Elite Republicans nurse their own woes. Bill Kristol writes that “[r]eversing Obama’s weakness abroad, repealing Obamacare, restoring solvency and prosperity and limiting government at home” are “tasks too important not to be achieved because of our nostalgic disappointment that we will not, in 2012, replay a moment that is not to be again — and that perhaps never truly was.” But on the elite Republican view, bolstered by chart after chart predicting painfully slow progress under even the most favorable conditions, the reward for a stiff upper lip is a decades-long war of attrition. “2012 isn’t going to be another 1980,” he sighs. “The reality seems to be that we’re not going to have a chance to replay that election.”
The reality is that today’s elites have plenty of reasons for self-pity. Though several leaders or would-be leaders show individual promise, as a class, America’s elite — to say nothing of the West’s, or the world’s — is dismayingly ill-constituted.
It’s almost as if that dismay is what’s really at the heart of our populist uprisings.

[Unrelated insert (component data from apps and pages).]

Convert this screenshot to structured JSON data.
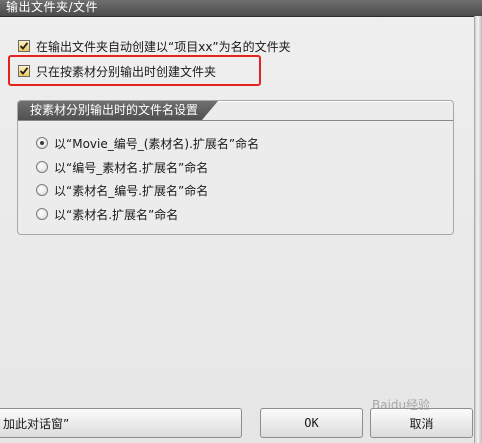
{
  "header": {
    "title": "输出文件夹/文件"
  },
  "options": {
    "auto_create_folder_label": "在输出文件夹自动创建以“项目xx”为名的文件夹",
    "create_folder_per_material_label": "只在按素材分别输出时创建文件夹"
  },
  "naming_group": {
    "title": "按素材分别输出时的文件名设置",
    "radios": [
      {
        "label": "以“Movie_编号_(素材名).扩展名”命名",
        "selected": true
      },
      {
        "label": "以“编号_素材名.扩展名”命名",
        "selected": false
      },
      {
        "label": "以“素材名_编号.扩展名”命名",
        "selected": false
      },
      {
        "label": "以“素材名.扩展名”命名",
        "selected": false
      }
    ]
  },
  "buttons": {
    "partial_label": "加此对话窗”",
    "ok_label": "OK",
    "cancel_label": "取消"
  },
  "watermark": {
    "text": "Baidu经验"
  },
  "colors": {
    "highlight": "#e52121",
    "checkbox_fill": "#f0c95a",
    "header_bg": "#555555"
  }
}
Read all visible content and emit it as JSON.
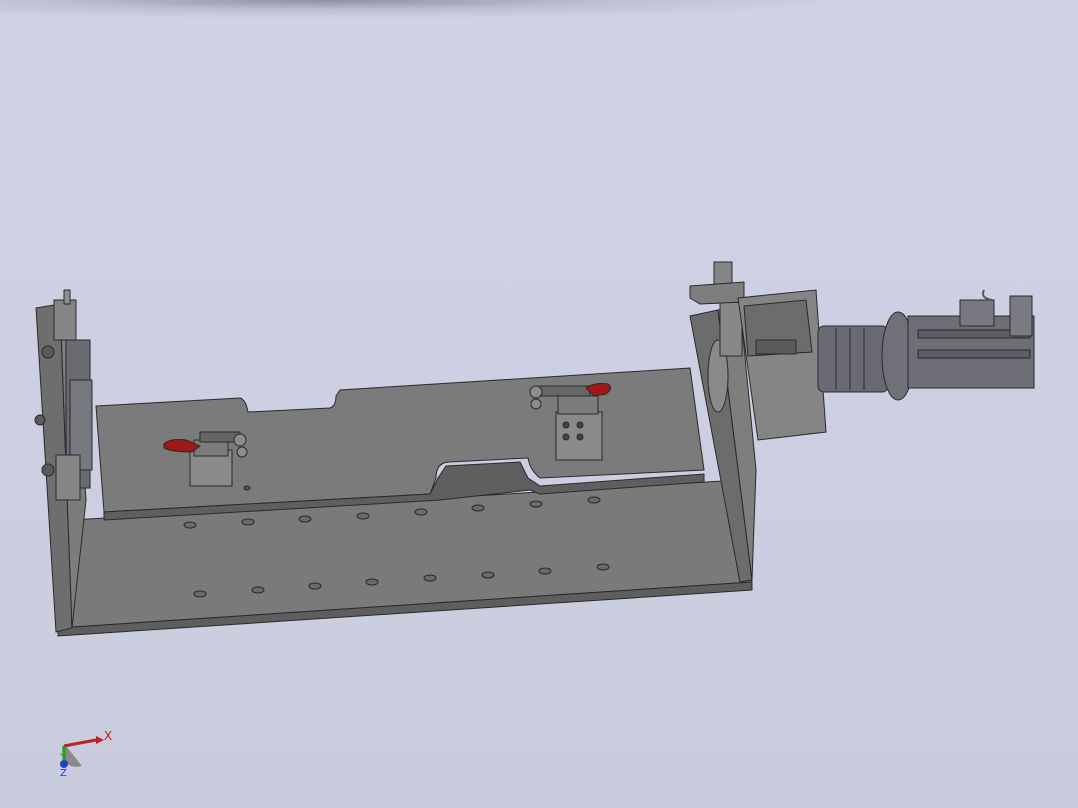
{
  "viewport": {
    "background_top": "#cfd1e6",
    "background_bottom": "#c9ccdc"
  },
  "model": {
    "base_color": "#7a7a7a",
    "base_dark": "#5e5e5e",
    "base_light": "#8c8c8c",
    "edge_color": "#2a2a2a",
    "clamp_handle_color": "#a01818",
    "motor_color": "#707078",
    "coupling_color": "#6a6a74",
    "parts": [
      {
        "name": "left-end-plate"
      },
      {
        "name": "base-plate"
      },
      {
        "name": "fixture-plate"
      },
      {
        "name": "right-end-plate"
      },
      {
        "name": "gearbox-housing"
      },
      {
        "name": "coupling"
      },
      {
        "name": "servo-motor"
      },
      {
        "name": "toggle-clamp-left"
      },
      {
        "name": "toggle-clamp-right"
      }
    ]
  },
  "triad": {
    "x_label": "X",
    "y_label": "Y",
    "z_label": "Z",
    "x_color": "#c02020",
    "y_color": "#20a020",
    "z_color": "#2040c0"
  }
}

Alas, the story is sadder even than that. Of all the sour notes hit by the occupiers, the strangest and most important is that of the elite wannabes among them, united with their superficially successful role models in self-pitying pessimism. Some rearrange deck chairs on the Titanic. Others pitch tents.
Now look — if you can bear it — abroad. What is the response of our national elites to the wrenching changes about to impact the world, and threatening our place in it? A sweeping review of our grand strategy?
The vortex formed by the collapse of the European project, the rise of an unstable China, the disorder of the Muslim world and the discontent of the Global South does not even merit one of the elites’ patented, snow-kissed, sponsored-to-the-gills ideas festivals.
The Obama doctrine — speak softly and carry a big drone — is all tactics, all reaction, all holding pattern. And the Republican field cannot rub two words together about the logic behind the radical reassessment of American foreign policy that must come.
But neither they nor we can purge our elites from our leadership class — or wring the self-pity from our elites. Our elites’ pundit of record, the thoroughly bummed out David Brooks, is wrong to whine about Herman Cain that “governing is a job for professionals.” But he is right to intuit that Cain — to take just one example — is unprepared to withstand the crushing pressure of the vacuum of failure at the very heart of our imploding regime.
In all likelihood, only a massive, unspinnable collapse of everything our elites hold true and dear will dislodge them from power — or (one can dream) snap them out of their pity party and into something like bravery.
It’s a moment of truth that’s been long in the making. “Optimism and self-pity [as Orwell’s contemporary Cyril Connolly once put it] are the positive and negative poles of modern cowardice.” Caught pathetically between, our elites have turned out to be the real bitter clingers.
Who could ever resent them?
James Poulos is the host of The Bottom Line and Reform School on PJTV. A doctoral candidate in Government at Georgetown University, he holds degrees from Duke and USC Law. His writing has appeared in The American Conservative, The Boston Globe, Cato Unbound, The National Interest, and The Weekly Standard, among others, and is featured in the collection Proud to Be Right, edited by Jonah Goldberg. He has been an editor at Ricochet.com and a fellow of the Claremont Institute. He lives in Los Angeles. His Twitter handle is @jamespoulos.